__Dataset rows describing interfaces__
- Opening Delimiter -
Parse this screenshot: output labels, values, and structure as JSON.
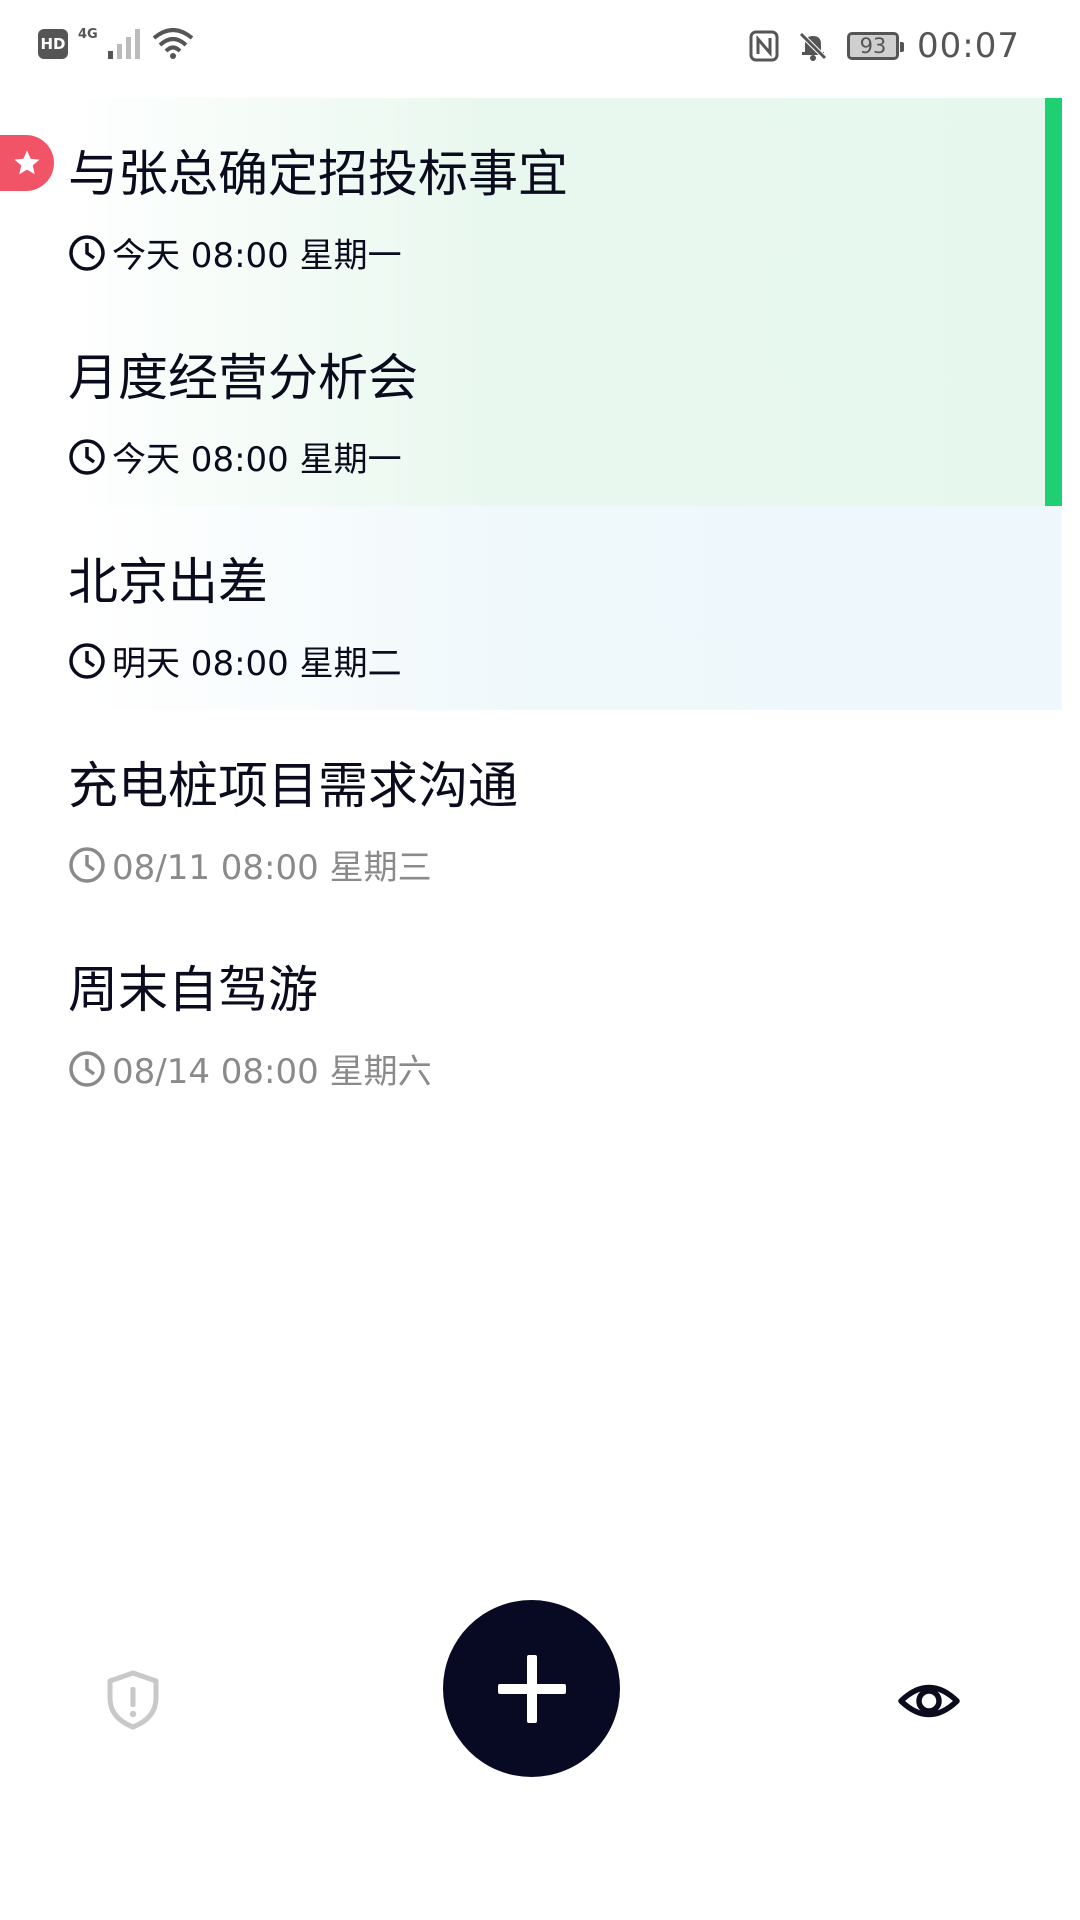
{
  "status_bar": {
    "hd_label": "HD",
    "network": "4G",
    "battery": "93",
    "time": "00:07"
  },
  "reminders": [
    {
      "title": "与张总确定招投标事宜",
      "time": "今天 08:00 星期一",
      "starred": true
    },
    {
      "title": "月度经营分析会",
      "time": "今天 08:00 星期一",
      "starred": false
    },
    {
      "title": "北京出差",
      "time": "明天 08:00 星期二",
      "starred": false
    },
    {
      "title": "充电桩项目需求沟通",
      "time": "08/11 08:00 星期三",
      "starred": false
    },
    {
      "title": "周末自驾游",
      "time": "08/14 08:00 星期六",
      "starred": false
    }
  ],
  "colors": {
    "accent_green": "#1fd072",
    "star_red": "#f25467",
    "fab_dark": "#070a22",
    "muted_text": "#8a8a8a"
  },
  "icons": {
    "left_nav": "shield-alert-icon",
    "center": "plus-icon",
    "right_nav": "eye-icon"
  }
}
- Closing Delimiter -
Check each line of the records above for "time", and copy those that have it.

    "time": "00:07"
      "time": "今天 08:00 星期一",
      "time": "今天 08:00 星期一",
      "time": "明天 08:00 星期二",
      "time": "08/11 08:00 星期三",
      "time": "08/14 08:00 星期六",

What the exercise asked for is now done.